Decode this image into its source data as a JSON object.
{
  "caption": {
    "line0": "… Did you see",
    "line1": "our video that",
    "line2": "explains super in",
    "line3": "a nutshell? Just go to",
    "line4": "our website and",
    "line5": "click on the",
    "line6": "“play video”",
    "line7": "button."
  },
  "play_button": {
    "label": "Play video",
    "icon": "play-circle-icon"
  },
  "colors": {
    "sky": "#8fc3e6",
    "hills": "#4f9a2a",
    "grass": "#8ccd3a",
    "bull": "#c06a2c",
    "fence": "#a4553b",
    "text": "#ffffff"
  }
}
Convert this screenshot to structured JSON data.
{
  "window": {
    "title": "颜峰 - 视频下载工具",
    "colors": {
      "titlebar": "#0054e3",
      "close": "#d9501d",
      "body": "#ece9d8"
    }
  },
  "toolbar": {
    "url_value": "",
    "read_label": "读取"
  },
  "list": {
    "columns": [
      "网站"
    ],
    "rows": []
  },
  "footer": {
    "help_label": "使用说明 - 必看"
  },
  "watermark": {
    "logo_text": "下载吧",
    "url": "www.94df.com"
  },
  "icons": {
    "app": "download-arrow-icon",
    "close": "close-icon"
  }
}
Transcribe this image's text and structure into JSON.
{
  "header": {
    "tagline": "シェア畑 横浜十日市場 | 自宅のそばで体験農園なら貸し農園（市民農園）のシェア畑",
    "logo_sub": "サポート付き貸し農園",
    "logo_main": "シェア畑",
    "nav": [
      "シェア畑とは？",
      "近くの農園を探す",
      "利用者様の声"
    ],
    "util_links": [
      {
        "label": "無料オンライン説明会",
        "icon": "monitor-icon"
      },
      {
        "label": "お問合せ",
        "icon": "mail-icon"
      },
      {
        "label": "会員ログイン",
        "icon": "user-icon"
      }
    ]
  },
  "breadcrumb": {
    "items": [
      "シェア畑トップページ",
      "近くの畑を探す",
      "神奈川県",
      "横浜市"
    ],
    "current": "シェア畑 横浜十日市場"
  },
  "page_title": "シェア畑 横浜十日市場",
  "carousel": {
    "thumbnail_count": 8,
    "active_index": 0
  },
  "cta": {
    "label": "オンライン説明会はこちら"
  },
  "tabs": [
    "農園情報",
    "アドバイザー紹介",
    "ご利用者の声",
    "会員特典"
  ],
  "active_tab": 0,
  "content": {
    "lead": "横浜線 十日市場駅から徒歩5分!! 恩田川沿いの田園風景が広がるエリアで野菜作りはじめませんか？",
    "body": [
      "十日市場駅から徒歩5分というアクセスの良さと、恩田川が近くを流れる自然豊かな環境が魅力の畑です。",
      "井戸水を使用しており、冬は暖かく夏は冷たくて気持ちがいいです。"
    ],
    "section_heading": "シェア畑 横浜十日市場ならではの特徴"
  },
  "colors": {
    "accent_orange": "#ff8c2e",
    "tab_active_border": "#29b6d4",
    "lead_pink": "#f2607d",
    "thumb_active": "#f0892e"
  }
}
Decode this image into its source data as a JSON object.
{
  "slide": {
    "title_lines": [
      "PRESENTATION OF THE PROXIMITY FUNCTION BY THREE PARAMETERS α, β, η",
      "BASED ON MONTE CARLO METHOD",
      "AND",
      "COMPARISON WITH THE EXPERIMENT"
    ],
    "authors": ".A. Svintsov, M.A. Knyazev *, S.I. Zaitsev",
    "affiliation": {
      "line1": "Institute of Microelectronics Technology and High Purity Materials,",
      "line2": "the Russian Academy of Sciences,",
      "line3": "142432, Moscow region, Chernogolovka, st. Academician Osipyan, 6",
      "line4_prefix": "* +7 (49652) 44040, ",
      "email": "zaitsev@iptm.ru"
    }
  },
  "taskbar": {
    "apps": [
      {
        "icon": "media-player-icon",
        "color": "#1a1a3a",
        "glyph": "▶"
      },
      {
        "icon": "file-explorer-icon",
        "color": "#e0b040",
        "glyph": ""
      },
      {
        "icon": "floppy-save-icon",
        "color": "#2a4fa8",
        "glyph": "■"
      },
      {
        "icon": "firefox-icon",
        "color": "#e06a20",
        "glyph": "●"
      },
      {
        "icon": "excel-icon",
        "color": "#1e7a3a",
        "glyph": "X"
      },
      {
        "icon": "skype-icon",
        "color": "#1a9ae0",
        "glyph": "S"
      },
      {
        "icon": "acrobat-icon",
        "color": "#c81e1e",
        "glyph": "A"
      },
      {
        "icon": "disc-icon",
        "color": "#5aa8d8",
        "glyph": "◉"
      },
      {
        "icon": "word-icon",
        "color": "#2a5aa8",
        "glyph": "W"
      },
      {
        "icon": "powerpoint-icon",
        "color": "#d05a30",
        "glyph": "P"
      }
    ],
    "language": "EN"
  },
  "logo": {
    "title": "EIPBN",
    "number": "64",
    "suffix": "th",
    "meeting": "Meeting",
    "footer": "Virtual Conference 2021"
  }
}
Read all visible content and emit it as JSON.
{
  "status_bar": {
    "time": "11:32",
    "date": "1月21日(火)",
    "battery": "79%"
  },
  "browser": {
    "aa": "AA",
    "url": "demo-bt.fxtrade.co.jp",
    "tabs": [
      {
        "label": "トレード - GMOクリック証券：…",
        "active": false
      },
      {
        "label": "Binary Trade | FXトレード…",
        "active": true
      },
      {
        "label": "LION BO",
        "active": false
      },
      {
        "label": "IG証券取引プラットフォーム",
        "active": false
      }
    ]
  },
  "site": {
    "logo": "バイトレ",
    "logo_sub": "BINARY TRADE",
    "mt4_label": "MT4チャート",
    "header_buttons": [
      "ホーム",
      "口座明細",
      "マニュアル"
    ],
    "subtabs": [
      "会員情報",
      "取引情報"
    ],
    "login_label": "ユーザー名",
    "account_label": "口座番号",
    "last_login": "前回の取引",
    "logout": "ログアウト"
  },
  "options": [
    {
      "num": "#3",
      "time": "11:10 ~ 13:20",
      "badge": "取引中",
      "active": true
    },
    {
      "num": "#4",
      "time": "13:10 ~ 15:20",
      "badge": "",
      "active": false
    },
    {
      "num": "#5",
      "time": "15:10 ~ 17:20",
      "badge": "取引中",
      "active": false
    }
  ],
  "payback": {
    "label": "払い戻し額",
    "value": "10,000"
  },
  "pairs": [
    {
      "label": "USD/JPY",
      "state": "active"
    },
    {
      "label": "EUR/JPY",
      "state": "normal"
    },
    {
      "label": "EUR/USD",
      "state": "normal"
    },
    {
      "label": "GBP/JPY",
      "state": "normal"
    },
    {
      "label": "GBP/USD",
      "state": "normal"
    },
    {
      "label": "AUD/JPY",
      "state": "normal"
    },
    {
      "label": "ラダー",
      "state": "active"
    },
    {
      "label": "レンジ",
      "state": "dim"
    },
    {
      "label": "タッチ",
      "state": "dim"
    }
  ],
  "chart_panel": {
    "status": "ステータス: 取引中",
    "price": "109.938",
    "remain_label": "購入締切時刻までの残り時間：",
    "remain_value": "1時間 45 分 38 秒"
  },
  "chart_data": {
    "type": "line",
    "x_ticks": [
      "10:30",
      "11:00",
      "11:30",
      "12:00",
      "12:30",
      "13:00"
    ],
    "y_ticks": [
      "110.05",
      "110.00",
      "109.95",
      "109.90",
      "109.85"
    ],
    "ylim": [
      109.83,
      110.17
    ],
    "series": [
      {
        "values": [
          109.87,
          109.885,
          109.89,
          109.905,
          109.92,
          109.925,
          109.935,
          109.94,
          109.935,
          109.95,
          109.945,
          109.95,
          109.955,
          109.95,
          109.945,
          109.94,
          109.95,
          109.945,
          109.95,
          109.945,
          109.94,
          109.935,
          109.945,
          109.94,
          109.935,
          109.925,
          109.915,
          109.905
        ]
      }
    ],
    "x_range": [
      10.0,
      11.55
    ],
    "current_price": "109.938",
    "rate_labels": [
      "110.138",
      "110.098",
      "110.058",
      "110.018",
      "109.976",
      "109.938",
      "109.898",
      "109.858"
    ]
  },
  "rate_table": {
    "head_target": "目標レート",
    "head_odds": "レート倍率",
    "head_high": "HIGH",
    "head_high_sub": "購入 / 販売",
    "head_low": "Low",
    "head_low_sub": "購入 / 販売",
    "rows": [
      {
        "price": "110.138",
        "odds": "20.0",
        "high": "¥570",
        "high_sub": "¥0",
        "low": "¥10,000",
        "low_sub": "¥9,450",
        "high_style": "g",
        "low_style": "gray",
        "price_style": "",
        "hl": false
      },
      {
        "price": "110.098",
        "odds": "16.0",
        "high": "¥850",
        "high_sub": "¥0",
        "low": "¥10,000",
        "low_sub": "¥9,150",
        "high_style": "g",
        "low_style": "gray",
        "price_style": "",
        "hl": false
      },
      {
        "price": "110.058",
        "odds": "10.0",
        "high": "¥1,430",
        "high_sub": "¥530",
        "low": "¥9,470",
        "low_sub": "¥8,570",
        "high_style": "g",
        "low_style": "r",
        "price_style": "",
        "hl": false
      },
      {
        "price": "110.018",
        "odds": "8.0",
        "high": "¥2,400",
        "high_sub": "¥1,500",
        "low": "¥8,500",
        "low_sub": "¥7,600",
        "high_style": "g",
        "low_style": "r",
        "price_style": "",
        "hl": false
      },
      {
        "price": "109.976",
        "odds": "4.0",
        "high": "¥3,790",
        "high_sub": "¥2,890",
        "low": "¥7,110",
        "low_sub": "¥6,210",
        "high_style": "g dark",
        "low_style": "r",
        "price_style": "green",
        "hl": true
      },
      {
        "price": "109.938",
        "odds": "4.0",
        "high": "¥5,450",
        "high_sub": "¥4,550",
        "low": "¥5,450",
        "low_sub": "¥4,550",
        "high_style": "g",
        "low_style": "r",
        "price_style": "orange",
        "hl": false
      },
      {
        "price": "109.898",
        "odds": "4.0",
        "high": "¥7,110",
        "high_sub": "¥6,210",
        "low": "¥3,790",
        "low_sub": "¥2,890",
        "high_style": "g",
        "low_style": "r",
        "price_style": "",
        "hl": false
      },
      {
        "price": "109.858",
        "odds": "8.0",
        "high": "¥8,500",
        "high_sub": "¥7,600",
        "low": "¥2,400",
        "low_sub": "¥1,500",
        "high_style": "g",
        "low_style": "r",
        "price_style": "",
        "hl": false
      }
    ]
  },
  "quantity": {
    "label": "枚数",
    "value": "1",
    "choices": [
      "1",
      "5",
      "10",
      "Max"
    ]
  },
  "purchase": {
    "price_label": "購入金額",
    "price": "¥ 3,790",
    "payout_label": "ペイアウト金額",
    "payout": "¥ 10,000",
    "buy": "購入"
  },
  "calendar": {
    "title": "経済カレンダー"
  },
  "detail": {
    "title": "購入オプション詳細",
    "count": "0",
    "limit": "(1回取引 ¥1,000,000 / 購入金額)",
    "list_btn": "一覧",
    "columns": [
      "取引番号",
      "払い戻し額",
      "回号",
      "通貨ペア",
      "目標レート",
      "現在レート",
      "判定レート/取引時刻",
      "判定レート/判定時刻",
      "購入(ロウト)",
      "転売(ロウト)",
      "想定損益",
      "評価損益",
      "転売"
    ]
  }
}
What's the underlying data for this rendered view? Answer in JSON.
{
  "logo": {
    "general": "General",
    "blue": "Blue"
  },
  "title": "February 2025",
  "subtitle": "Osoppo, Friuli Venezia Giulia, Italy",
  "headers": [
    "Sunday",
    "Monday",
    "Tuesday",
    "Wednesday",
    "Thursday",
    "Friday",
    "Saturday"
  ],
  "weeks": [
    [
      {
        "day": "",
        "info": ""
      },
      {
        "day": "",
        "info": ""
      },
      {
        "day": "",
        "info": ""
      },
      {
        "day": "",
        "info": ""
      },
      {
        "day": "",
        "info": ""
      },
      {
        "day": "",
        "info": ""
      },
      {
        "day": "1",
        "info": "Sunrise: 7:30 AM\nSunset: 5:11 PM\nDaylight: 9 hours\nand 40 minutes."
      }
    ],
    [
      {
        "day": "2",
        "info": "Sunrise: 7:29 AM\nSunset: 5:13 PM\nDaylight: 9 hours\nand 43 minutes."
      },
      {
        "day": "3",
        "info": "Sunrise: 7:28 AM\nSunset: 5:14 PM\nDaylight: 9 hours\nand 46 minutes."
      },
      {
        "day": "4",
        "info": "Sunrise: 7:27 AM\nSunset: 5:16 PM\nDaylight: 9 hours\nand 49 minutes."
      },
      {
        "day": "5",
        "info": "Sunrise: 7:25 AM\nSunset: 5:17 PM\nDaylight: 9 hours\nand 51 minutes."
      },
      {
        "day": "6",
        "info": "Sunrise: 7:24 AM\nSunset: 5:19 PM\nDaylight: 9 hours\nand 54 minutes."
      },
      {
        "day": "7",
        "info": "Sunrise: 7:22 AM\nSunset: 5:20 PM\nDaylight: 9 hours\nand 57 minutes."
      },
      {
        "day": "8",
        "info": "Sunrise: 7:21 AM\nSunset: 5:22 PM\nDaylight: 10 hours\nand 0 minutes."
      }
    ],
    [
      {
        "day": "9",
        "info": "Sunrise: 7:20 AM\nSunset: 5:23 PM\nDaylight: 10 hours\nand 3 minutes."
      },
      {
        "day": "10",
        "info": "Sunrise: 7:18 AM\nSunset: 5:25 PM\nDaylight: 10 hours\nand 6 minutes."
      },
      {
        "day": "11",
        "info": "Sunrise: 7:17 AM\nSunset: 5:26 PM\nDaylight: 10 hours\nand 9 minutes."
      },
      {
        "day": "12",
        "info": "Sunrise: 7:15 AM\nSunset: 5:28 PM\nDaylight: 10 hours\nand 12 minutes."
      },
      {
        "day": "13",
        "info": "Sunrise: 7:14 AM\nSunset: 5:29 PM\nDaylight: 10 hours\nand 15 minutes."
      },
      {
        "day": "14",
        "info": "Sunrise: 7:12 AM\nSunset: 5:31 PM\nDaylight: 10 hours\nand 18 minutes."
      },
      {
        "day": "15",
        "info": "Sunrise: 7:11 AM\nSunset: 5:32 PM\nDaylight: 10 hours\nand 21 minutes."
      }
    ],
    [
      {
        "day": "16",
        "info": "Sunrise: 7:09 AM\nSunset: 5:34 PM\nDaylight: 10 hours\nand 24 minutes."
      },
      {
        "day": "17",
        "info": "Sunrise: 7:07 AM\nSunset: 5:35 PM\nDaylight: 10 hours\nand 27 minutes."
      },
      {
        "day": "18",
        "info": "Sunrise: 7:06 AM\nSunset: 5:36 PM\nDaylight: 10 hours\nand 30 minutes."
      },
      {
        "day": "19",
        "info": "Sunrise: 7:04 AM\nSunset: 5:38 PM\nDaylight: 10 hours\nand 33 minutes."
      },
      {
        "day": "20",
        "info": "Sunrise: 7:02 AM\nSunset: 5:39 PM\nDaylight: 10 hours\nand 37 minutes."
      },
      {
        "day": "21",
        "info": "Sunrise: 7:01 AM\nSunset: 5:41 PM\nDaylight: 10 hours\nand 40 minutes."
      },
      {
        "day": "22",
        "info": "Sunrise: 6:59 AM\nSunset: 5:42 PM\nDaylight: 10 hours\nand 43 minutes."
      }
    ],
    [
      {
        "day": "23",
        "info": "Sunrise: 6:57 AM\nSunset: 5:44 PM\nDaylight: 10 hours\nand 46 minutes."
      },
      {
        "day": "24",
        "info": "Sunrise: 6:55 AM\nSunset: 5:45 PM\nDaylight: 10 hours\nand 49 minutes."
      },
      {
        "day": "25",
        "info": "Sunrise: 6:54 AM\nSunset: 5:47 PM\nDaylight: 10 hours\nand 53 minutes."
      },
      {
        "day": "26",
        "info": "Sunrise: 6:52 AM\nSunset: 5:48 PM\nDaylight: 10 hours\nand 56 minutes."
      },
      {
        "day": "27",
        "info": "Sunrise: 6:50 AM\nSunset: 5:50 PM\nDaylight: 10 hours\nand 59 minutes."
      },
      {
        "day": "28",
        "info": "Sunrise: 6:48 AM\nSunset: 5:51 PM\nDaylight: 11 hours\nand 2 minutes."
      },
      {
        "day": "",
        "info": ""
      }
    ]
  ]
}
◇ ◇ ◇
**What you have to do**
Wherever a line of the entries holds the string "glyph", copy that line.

**Your response**
        "glyph": "▶"
        "glyph": ""
        "glyph": "■"
        "glyph": "●"
        "glyph": "X"
        "glyph": "S"
        "glyph": "A"
        "glyph": "◉"
        "glyph": "W"
        "glyph": "P"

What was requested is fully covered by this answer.